Ten of the 11 S&P sector SPDR ETFs closed in the green on Thursday. Even though Utilities (XLU) , which is a defensive sector, led the way and Energy (XLE) which is a cyclical sector, finished last (as the Colonial Pipeline got things rolling along), cyclicals did outperform for the session as you might have expected. Industrials (XLI) , Financials (XLF) and Materials (XLB) took places two through four. Across the landscape of equity indices, just as you probably also expected, the Dow Transports and small- to mid-caps (S&P 400, S&P 600, Russell 2000) easily bested large caps. The Nasdaq Composite and Nasdaq 100, though up nicely, still lagged the rest of the general marketplace by a wide margin.
As for breadth, winners beat losers by more than two to one at the New York Stock Exchange and just by 11 to 10 at the Nasdaq. (I was going to write a "smidge" but 11 to 10 made me giggle so I stuck with it).
Here's the kicker (remembering Garo Yepremian's attempted pass in the Super Bowl)... advancing volume did beat declining volume at the NYSE fairly decisively, but the opposite was true at the Nasdaq, despite the Nasdaq's headline indices shading an almost forest-colored green.
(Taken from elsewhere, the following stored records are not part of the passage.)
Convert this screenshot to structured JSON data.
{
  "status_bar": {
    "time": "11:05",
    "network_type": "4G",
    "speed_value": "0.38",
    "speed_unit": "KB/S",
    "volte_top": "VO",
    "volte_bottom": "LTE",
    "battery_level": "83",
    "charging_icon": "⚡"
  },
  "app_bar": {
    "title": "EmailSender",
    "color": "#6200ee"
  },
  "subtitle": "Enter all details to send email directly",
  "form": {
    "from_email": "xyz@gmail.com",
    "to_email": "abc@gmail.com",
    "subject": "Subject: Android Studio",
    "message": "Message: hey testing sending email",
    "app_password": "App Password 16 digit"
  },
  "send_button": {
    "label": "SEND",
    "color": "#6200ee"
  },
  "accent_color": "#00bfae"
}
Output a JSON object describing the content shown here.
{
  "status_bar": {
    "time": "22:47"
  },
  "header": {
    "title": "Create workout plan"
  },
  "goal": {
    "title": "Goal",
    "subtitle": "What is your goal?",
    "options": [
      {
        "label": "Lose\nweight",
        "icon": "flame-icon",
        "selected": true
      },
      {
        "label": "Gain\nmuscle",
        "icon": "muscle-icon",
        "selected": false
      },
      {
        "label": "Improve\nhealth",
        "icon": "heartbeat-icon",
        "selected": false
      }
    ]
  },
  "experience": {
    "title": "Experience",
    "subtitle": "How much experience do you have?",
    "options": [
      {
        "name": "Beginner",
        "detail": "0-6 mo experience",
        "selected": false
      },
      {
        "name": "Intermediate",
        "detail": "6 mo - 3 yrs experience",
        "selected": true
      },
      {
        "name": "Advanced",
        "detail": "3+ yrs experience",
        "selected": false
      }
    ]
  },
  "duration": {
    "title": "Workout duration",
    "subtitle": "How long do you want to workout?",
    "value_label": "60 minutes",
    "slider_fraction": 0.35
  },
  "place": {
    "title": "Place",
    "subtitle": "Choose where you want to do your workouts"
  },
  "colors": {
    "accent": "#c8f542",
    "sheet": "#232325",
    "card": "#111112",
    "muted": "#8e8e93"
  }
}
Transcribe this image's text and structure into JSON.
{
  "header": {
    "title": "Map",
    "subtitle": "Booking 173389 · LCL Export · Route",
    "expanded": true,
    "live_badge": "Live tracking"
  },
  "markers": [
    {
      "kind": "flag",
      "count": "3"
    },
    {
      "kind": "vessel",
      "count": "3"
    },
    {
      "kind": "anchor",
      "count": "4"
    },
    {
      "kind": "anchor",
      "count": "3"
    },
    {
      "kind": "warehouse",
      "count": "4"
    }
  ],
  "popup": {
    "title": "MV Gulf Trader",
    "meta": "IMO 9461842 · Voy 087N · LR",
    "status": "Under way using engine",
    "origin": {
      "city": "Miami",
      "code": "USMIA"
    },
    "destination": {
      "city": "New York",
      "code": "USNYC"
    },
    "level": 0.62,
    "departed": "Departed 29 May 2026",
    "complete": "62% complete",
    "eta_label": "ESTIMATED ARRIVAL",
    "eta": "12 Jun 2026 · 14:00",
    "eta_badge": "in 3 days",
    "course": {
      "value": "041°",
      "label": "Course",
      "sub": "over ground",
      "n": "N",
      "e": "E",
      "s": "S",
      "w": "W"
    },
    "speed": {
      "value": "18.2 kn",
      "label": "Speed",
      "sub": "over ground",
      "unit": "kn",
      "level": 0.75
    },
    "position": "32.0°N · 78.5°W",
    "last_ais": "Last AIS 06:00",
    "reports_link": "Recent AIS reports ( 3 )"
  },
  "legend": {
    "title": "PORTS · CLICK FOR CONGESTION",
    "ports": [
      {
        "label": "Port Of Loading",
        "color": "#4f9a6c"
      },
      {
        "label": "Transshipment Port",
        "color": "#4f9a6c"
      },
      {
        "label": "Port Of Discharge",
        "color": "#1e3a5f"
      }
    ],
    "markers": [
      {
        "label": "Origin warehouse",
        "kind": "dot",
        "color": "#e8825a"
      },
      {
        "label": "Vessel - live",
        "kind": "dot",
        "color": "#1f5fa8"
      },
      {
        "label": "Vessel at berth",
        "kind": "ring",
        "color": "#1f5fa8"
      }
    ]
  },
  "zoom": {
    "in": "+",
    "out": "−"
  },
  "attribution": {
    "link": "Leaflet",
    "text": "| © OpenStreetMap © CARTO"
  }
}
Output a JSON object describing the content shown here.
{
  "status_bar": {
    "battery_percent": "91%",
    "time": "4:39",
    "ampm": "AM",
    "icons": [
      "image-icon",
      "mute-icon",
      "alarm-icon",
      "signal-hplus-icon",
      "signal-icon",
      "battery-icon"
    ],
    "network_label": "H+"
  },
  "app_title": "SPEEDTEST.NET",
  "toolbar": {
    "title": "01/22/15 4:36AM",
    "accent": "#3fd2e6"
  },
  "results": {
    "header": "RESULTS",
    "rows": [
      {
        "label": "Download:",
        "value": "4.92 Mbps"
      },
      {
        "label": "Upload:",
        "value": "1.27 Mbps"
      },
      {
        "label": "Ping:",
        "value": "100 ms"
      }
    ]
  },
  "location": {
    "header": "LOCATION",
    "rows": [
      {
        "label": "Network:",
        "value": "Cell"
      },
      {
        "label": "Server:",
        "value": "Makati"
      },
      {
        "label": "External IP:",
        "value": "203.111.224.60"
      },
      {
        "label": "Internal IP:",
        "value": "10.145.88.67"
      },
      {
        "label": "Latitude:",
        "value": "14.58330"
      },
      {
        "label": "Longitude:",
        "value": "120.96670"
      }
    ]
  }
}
Trading volume moved sideways on Thursday from Wednesday, but remember that volume was light early in the session when the markets opened higher.
Late volume, when the markets re-entered rally mode, also looks a little light-ish, yet during the midday hours, or when equities were selling off, trading volume was clearly heavier at both exchanges relative to the midday hours for days one through three of this week. I would take that as a sign of caution even though equity index futures are trading nicely higher overnight into early morning here on Friday.
Readers will see the Nasdaq Composite still out in the open, near neither support nor resistance. I showed you the above chart on Wednesday morning. I want you to notice Thursday relative to Wednesday, below.
The entire Thursday candlestick, despite being black, fits inside of the Wednesday candlestick. In fact, the range in between Thursday's open and close easily fits within the range of Wednesday's open and close. I have discussed "Inside Days" before. If you are new to my work, "Inside Days" always signal a reduction in volatility, but do not -- let me repeat that -- Inside Days do not signal a change in trend. This is a two-day pattern of continuance. The short-term pattern for the Nasdaq Composite has been lower as you can plainly see.
What that means is that I will continue to tread lightly in the kinds of names that dominate the Nasdaq, which to me means technology and small-caps. That does not mean I am getting out of my semis or big, profitable tech. It does mean that, in this environment, anything that does not have a positive number for GAAP (not adjusted) net income remains toxic.
On That Note
Understanding what I just wrote, would I.....
1) Chase after DoorDash (DASH) , which is up overnight on earnings? No.
2) Buy the dip in Walt Disney (DIS) , which is trading lower on earnings? I already have, and might buy more.
Economics (All Times Eastern)
08:30 - Retail Sales (Apr): Expecting 0.7% m/m, Last 9.8% m/m.
08:30 - Core Retail Sales (Apr): Expecting 0.8% m/m, Last 8.4% m/m.
08:30 - Import Prices (Apr): Expecting 0.6% m/m, Last 1.2% m/m.
08:30 - Export Prices (Apr): Expecting 0.7% m/m, Last 2.1% m/m.
09:15 - Industrial Production (Apr): Expecting 1.2% m/m, Last 1.4% m/m.
09:15 - Capacity Utilization (Apr): Expecting 75.2%, Last 74.4%.
10:00 - Business Inventories (Mar): Expecting 0.3% m/m, Last 0.5% m/m.
10:00 - U of M Consumer Sentiment (May-adv): Expecting 90.3, Last 88.3.
13:00 - Baker Hughes Oil Rig Count (Weekly): Last 344.
The Fed (All Times Eastern)
No public appearances scheduled.
Today's Earnings Highlights (Consensus EPS Expectations)
Before the Open: (ZNTL) (-.97)